==== Dataset records
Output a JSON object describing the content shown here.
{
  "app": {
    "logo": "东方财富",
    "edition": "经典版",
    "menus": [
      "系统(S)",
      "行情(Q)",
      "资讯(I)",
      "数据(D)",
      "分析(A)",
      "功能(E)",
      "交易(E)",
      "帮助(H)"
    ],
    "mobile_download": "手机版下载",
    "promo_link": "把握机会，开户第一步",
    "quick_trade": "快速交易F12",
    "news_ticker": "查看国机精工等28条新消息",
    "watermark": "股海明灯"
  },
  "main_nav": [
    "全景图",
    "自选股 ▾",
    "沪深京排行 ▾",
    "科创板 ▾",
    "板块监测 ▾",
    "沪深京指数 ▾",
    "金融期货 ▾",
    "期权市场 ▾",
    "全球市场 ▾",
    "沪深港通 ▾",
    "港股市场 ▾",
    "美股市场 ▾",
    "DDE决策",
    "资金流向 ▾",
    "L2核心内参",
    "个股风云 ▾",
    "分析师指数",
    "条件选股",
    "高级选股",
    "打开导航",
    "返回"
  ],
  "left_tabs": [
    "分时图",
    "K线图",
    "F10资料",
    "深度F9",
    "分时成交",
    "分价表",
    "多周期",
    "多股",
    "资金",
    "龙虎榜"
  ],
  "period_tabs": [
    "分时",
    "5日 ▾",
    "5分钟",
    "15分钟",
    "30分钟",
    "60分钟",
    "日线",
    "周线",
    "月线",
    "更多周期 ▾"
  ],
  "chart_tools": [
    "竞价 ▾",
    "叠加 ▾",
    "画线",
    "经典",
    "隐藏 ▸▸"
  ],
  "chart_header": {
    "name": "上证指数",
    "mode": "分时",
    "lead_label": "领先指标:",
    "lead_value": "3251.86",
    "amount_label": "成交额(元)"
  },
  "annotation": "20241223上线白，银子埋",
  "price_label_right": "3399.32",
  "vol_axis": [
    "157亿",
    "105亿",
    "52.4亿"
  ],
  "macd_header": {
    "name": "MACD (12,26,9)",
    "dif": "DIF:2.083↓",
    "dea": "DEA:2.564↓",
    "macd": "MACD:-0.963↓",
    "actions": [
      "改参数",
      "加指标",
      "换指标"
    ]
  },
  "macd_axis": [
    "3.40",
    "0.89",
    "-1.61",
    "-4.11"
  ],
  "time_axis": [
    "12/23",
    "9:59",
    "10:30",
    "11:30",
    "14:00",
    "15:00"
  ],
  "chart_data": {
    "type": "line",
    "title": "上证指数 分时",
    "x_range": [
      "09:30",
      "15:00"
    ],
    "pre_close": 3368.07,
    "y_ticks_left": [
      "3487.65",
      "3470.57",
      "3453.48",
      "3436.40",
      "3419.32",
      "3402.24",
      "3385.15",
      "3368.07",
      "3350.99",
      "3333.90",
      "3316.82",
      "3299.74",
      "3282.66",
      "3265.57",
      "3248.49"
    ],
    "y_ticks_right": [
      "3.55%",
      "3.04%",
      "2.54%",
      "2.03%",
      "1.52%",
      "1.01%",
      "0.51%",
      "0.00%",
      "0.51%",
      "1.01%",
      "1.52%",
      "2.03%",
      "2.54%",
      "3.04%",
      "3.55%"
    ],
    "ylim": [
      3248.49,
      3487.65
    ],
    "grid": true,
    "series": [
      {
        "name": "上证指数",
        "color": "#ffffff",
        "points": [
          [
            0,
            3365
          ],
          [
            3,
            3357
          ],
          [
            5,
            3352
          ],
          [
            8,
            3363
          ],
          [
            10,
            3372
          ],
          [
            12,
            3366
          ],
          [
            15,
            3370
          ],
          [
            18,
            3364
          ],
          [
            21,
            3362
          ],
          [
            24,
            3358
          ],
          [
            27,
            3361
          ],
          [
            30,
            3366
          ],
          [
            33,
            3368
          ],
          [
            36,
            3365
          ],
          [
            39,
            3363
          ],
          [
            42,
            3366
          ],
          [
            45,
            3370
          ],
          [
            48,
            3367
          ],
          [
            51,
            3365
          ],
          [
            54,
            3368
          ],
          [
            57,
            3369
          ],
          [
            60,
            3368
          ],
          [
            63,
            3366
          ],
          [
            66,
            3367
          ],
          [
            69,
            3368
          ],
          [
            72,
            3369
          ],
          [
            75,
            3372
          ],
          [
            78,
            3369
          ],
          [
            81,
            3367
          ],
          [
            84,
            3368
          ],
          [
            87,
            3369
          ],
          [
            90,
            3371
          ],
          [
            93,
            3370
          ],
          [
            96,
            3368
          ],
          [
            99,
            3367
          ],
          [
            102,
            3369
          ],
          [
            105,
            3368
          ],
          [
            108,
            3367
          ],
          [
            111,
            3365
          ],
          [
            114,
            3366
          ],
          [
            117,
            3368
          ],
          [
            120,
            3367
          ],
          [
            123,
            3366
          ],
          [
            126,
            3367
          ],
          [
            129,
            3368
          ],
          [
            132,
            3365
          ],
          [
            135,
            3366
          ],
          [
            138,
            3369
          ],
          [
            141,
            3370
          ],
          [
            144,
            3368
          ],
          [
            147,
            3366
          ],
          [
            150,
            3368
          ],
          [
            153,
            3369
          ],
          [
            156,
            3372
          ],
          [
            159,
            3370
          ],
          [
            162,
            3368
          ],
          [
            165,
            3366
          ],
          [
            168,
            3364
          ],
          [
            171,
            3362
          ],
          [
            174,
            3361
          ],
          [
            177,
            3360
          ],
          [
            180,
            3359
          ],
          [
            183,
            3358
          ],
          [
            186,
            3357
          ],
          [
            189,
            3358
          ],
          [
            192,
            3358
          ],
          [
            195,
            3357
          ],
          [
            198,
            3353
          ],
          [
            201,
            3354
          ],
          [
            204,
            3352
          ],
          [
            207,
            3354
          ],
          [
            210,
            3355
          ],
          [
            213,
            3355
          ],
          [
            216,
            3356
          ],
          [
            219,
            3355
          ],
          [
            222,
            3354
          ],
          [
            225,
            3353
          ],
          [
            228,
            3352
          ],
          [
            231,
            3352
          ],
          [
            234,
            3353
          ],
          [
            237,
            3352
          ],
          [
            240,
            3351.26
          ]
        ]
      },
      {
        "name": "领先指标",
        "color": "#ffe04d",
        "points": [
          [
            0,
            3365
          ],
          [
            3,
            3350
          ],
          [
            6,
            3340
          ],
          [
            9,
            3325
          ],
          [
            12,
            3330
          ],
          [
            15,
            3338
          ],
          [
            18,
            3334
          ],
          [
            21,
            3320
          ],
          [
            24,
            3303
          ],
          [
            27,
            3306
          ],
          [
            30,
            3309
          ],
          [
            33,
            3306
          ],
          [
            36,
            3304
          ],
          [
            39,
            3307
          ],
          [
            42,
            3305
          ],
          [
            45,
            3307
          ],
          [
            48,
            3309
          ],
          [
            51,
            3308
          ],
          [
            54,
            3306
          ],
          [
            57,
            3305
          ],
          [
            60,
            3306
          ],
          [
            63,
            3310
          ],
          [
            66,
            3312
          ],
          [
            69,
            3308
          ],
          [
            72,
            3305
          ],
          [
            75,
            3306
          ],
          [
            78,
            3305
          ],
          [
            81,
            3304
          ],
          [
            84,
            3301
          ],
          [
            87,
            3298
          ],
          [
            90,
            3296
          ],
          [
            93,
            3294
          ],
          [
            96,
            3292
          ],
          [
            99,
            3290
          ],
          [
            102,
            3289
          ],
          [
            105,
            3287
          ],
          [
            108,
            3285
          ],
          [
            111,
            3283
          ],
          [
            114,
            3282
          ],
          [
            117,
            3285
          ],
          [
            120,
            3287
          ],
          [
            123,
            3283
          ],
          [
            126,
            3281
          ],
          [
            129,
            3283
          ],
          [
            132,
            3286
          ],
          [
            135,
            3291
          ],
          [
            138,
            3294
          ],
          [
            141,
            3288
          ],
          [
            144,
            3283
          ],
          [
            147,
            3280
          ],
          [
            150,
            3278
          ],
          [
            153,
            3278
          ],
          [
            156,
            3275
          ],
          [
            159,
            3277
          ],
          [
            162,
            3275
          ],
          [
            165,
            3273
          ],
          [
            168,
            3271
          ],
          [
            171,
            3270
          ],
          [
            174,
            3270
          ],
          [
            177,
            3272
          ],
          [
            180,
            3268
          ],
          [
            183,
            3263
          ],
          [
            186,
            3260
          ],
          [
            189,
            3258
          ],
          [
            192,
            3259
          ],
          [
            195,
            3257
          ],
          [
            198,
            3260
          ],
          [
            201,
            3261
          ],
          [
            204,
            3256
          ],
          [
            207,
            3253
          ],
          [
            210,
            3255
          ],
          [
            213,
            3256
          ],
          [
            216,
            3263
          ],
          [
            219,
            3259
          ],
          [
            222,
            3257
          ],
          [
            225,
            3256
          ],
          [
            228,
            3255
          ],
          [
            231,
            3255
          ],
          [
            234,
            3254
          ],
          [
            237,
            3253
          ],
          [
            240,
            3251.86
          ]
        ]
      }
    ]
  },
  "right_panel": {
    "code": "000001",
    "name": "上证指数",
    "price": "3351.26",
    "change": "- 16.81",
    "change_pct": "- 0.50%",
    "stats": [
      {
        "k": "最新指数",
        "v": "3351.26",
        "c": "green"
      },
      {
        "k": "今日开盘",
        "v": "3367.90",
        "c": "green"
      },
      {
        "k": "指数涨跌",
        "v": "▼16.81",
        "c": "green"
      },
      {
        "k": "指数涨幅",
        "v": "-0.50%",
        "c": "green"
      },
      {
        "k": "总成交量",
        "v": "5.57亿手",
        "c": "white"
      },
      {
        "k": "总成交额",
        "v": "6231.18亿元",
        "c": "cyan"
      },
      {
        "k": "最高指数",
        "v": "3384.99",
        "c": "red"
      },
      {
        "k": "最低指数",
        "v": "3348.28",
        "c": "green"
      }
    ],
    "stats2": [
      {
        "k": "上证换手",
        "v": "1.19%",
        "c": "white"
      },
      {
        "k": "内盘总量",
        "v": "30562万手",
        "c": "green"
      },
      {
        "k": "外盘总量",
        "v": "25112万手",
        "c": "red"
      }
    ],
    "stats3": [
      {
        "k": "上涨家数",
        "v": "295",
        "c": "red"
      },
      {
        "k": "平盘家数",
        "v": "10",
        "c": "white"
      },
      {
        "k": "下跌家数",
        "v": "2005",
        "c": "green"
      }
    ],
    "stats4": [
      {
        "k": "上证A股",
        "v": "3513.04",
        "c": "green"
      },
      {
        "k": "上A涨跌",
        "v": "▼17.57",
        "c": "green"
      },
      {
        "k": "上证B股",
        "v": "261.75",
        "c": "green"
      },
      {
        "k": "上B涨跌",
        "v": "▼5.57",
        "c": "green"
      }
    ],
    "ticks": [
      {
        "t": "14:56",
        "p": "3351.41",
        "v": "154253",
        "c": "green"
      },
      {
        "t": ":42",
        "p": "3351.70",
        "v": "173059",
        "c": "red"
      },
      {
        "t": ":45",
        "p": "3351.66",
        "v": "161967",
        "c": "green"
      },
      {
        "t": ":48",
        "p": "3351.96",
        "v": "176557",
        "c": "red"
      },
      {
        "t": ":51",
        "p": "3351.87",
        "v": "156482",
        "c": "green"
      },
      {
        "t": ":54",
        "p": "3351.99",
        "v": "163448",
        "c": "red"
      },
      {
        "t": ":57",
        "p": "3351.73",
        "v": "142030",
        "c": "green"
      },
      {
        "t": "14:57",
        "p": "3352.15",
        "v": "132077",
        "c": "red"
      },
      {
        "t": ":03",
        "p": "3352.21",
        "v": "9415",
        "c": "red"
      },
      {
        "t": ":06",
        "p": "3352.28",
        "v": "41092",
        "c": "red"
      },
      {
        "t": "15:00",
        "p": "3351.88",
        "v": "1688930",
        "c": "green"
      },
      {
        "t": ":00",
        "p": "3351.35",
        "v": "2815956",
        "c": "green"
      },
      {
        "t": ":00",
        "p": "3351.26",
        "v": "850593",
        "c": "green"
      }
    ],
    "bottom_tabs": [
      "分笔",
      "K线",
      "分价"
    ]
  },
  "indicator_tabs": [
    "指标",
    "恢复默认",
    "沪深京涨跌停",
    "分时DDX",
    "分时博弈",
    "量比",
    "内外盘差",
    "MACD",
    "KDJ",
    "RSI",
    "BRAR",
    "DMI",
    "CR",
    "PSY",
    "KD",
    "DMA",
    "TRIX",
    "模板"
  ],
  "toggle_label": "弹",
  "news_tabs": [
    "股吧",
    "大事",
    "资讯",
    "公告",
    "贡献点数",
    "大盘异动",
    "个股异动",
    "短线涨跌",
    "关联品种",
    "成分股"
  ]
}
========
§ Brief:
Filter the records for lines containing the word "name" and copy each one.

§ Exercise response:
    "name": "上证指数",
    "name": "MACD (12,26,9)",
        "name": "上证指数",
        "name": "领先指标",
    "name": "上证指数",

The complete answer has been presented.